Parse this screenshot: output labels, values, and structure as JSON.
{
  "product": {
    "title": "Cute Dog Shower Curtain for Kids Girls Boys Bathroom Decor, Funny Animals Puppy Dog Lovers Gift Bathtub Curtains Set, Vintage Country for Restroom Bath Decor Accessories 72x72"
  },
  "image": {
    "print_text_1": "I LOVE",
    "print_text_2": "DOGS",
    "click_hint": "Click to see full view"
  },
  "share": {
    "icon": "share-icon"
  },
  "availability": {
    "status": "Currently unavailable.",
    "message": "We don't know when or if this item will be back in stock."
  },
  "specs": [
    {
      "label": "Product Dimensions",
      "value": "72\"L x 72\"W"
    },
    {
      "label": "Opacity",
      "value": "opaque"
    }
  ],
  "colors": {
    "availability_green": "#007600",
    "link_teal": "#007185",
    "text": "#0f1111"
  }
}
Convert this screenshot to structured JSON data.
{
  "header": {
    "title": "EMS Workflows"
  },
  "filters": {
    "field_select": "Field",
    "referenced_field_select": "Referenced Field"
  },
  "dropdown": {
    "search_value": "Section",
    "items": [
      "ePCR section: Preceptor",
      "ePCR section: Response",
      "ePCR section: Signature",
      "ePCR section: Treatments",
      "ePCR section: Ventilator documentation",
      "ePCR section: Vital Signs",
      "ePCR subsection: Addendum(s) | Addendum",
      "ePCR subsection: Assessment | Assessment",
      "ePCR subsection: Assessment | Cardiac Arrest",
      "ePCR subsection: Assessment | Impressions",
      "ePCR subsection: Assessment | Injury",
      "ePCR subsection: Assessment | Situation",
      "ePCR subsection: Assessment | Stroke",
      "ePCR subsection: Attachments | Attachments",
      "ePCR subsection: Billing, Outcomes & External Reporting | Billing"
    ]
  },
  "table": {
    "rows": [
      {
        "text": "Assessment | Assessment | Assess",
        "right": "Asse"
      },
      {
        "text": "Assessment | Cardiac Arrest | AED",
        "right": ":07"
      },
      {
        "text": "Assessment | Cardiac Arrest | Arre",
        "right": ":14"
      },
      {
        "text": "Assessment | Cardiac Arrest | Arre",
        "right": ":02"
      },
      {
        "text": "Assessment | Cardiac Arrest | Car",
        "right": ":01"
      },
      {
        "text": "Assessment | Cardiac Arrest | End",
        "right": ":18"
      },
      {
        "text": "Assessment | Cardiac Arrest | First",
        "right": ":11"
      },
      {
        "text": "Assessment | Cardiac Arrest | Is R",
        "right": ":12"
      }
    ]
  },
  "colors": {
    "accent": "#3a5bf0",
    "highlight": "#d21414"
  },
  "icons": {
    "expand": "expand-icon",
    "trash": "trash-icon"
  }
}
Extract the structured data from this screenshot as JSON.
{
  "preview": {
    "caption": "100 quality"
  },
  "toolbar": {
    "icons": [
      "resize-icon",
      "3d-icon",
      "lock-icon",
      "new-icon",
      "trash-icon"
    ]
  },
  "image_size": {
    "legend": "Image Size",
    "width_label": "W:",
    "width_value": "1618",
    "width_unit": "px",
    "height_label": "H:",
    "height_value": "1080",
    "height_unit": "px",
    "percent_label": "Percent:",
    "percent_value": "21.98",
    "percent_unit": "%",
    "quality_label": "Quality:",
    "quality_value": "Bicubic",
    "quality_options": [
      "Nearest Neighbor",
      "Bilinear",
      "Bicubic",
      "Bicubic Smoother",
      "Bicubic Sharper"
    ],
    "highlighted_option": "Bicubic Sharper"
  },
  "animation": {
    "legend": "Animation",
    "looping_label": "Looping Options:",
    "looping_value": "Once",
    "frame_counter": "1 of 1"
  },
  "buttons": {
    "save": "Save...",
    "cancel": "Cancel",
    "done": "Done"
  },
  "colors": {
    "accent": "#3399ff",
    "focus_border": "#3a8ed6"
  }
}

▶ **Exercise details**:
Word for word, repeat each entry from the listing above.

▶ **Task response**:
Parse this screenshot: output labels, values, and structure as JSON.
{
  "product": {
    "title": "Cute Dog Shower Curtain for Kids Girls Boys Bathroom Decor, Funny Animals Puppy Dog Lovers Gift Bathtub Curtains Set, Vintage Country for Restroom Bath Decor Accessories 72x72"
  },
  "image": {
    "print_text_1": "I LOVE",
    "print_text_2": "DOGS",
    "click_hint": "Click to see full view"
  },
  "share": {
    "icon": "share-icon"
  },
  "availability": {
    "status": "Currently unavailable.",
    "message": "We don't know when or if this item will be back in stock."
  },
  "specs": [
    {
      "label": "Product Dimensions",
      "value": "72\"L x 72\"W"
    },
    {
      "label": "Opacity",
      "value": "opaque"
    }
  ],
  "colors": {
    "availability_green": "#007600",
    "link_teal": "#007185",
    "text": "#0f1111"
  }
}
Convert this screenshot to structured JSON data.
{
  "header": {
    "title": "EMS Workflows"
  },
  "filters": {
    "field_select": "Field",
    "referenced_field_select": "Referenced Field"
  },
  "dropdown": {
    "search_value": "Section",
    "items": [
      "ePCR section: Preceptor",
      "ePCR section: Response",
      "ePCR section: Signature",
      "ePCR section: Treatments",
      "ePCR section: Ventilator documentation",
      "ePCR section: Vital Signs",
      "ePCR subsection: Addendum(s) | Addendum",
      "ePCR subsection: Assessment | Assessment",
      "ePCR subsection: Assessment | Cardiac Arrest",
      "ePCR subsection: Assessment | Impressions",
      "ePCR subsection: Assessment | Injury",
      "ePCR subsection: Assessment | Situation",
      "ePCR subsection: Assessment | Stroke",
      "ePCR subsection: Attachments | Attachments",
      "ePCR subsection: Billing, Outcomes & External Reporting | Billing"
    ]
  },
  "table": {
    "rows": [
      {
        "text": "Assessment | Assessment | Assess",
        "right": "Asse"
      },
      {
        "text": "Assessment | Cardiac Arrest | AED",
        "right": ":07"
      },
      {
        "text": "Assessment | Cardiac Arrest | Arre",
        "right": ":14"
      },
      {
        "text": "Assessment | Cardiac Arrest | Arre",
        "right": ":02"
      },
      {
        "text": "Assessment | Cardiac Arrest | Car",
        "right": ":01"
      },
      {
        "text": "Assessment | Cardiac Arrest | End",
        "right": ":18"
      },
      {
        "text": "Assessment | Cardiac Arrest | First",
        "right": ":11"
      },
      {
        "text": "Assessment | Cardiac Arrest | Is R",
        "right": ":12"
      }
    ]
  },
  "colors": {
    "accent": "#3a5bf0",
    "highlight": "#d21414"
  },
  "icons": {
    "expand": "expand-icon",
    "trash": "trash-icon"
  }
}
Extract the structured data from this screenshot as JSON.
{
  "preview": {
    "caption": "100 quality"
  },
  "toolbar": {
    "icons": [
      "resize-icon",
      "3d-icon",
      "lock-icon",
      "new-icon",
      "trash-icon"
    ]
  },
  "image_size": {
    "legend": "Image Size",
    "width_label": "W:",
    "width_value": "1618",
    "width_unit": "px",
    "height_label": "H:",
    "height_value": "1080",
    "height_unit": "px",
    "percent_label": "Percent:",
    "percent_value": "21.98",
    "percent_unit": "%",
    "quality_label": "Quality:",
    "quality_value": "Bicubic",
    "quality_options": [
      "Nearest Neighbor",
      "Bilinear",
      "Bicubic",
      "Bicubic Smoother",
      "Bicubic Sharper"
    ],
    "highlighted_option": "Bicubic Sharper"
  },
  "animation": {
    "legend": "Animation",
    "looping_label": "Looping Options:",
    "looping_value": "Once",
    "frame_counter": "1 of 1"
  },
  "buttons": {
    "save": "Save...",
    "cancel": "Cancel",
    "done": "Done"
  },
  "colors": {
    "accent": "#3399ff",
    "focus_border": "#3a8ed6"
  }
}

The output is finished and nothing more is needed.